BEGIN

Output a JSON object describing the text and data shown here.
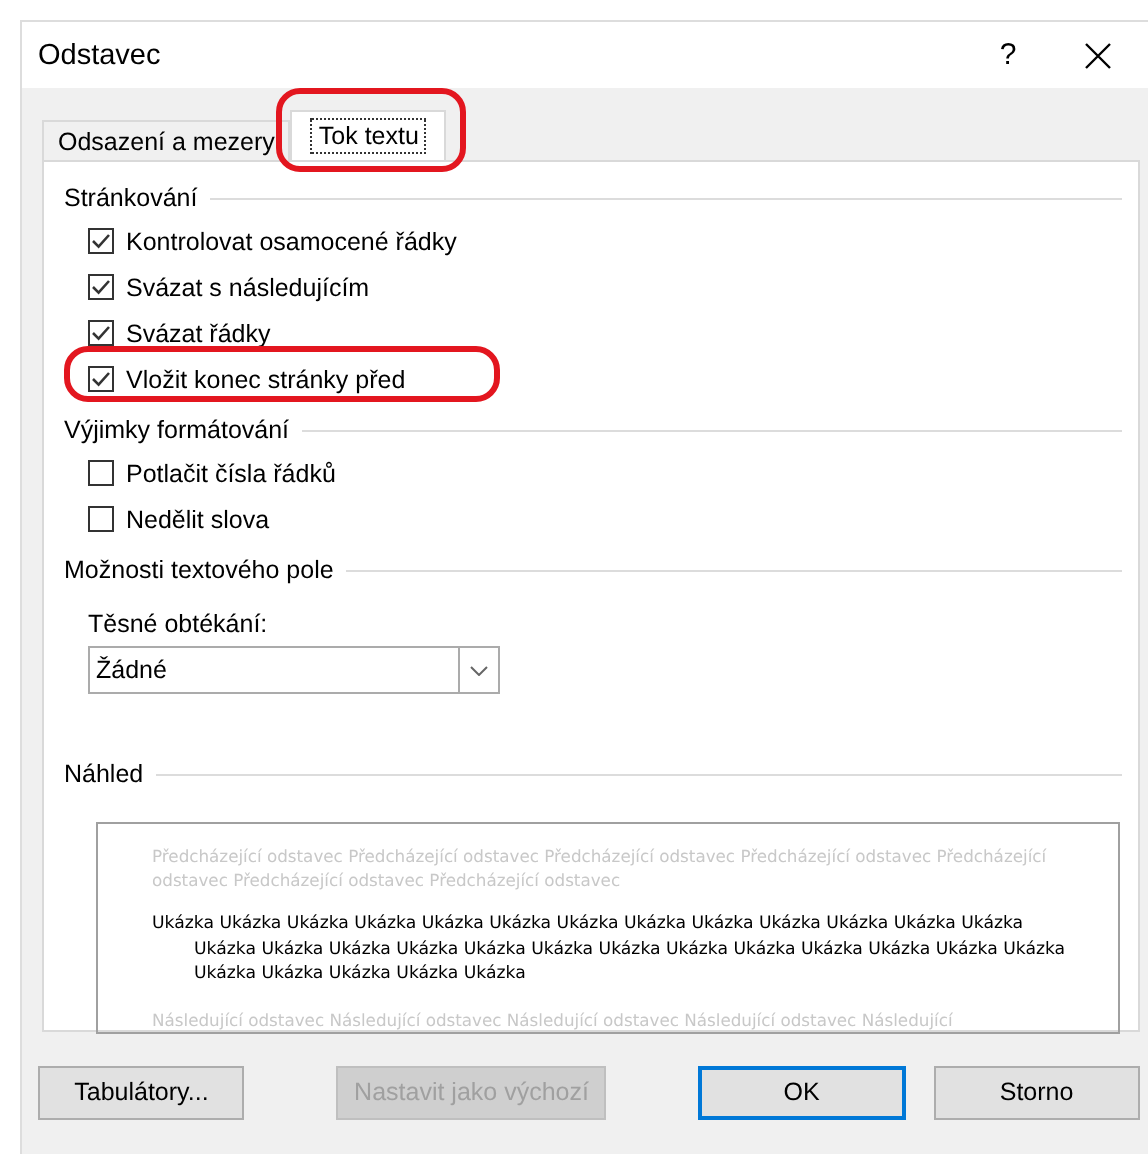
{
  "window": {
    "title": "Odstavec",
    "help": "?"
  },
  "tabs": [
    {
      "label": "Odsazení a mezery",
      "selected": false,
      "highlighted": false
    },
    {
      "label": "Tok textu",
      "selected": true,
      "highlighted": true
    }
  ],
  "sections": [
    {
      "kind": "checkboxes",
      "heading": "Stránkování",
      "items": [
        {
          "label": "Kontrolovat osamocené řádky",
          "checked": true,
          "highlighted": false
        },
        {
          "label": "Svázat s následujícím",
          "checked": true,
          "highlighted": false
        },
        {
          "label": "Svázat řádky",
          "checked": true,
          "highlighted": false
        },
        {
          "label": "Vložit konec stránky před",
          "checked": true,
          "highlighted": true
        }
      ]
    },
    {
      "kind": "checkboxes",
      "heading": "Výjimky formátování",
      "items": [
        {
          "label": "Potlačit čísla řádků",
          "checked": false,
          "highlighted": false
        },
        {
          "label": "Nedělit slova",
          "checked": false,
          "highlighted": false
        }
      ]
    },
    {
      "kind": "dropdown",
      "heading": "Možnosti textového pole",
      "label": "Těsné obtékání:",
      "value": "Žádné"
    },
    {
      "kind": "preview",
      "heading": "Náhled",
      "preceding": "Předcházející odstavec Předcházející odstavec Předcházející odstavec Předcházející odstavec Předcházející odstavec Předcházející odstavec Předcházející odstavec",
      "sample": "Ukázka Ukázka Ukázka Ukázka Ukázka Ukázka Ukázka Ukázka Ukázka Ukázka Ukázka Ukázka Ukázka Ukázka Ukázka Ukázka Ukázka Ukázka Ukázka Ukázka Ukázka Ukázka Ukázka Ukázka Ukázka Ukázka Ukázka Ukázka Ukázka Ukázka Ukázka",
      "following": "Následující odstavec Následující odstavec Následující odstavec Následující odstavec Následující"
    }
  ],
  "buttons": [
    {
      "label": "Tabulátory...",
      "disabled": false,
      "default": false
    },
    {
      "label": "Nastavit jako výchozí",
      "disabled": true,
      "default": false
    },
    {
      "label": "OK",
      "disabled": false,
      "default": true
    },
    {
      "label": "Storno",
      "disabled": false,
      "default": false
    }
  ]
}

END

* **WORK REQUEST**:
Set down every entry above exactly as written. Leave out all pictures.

* **WORKED SOLUTION**:
Output a JSON object describing the text and data shown here.
{
  "window": {
    "title": "Odstavec",
    "help": "?"
  },
  "tabs": [
    {
      "label": "Odsazení a mezery",
      "selected": false,
      "highlighted": false
    },
    {
      "label": "Tok textu",
      "selected": true,
      "highlighted": true
    }
  ],
  "sections": [
    {
      "kind": "checkboxes",
      "heading": "Stránkování",
      "items": [
        {
          "label": "Kontrolovat osamocené řádky",
          "checked": true,
          "highlighted": false
        },
        {
          "label": "Svázat s následujícím",
          "checked": true,
          "highlighted": false
        },
        {
          "label": "Svázat řádky",
          "checked": true,
          "highlighted": false
        },
        {
          "label": "Vložit konec stránky před",
          "checked": true,
          "highlighted": true
        }
      ]
    },
    {
      "kind": "checkboxes",
      "heading": "Výjimky formátování",
      "items": [
        {
          "label": "Potlačit čísla řádků",
          "checked": false,
          "highlighted": false
        },
        {
          "label": "Nedělit slova",
          "checked": false,
          "highlighted": false
        }
      ]
    },
    {
      "kind": "dropdown",
      "heading": "Možnosti textového pole",
      "label": "Těsné obtékání:",
      "value": "Žádné"
    },
    {
      "kind": "preview",
      "heading": "Náhled",
      "preceding": "Předcházející odstavec Předcházející odstavec Předcházející odstavec Předcházející odstavec Předcházející odstavec Předcházející odstavec Předcházející odstavec",
      "sample": "Ukázka Ukázka Ukázka Ukázka Ukázka Ukázka Ukázka Ukázka Ukázka Ukázka Ukázka Ukázka Ukázka Ukázka Ukázka Ukázka Ukázka Ukázka Ukázka Ukázka Ukázka Ukázka Ukázka Ukázka Ukázka Ukázka Ukázka Ukázka Ukázka Ukázka Ukázka",
      "following": "Následující odstavec Následující odstavec Následující odstavec Následující odstavec Následující"
    }
  ],
  "buttons": [
    {
      "label": "Tabulátory...",
      "disabled": false,
      "default": false
    },
    {
      "label": "Nastavit jako výchozí",
      "disabled": true,
      "default": false
    },
    {
      "label": "OK",
      "disabled": false,
      "default": true
    },
    {
      "label": "Storno",
      "disabled": false,
      "default": false
    }
  ]
}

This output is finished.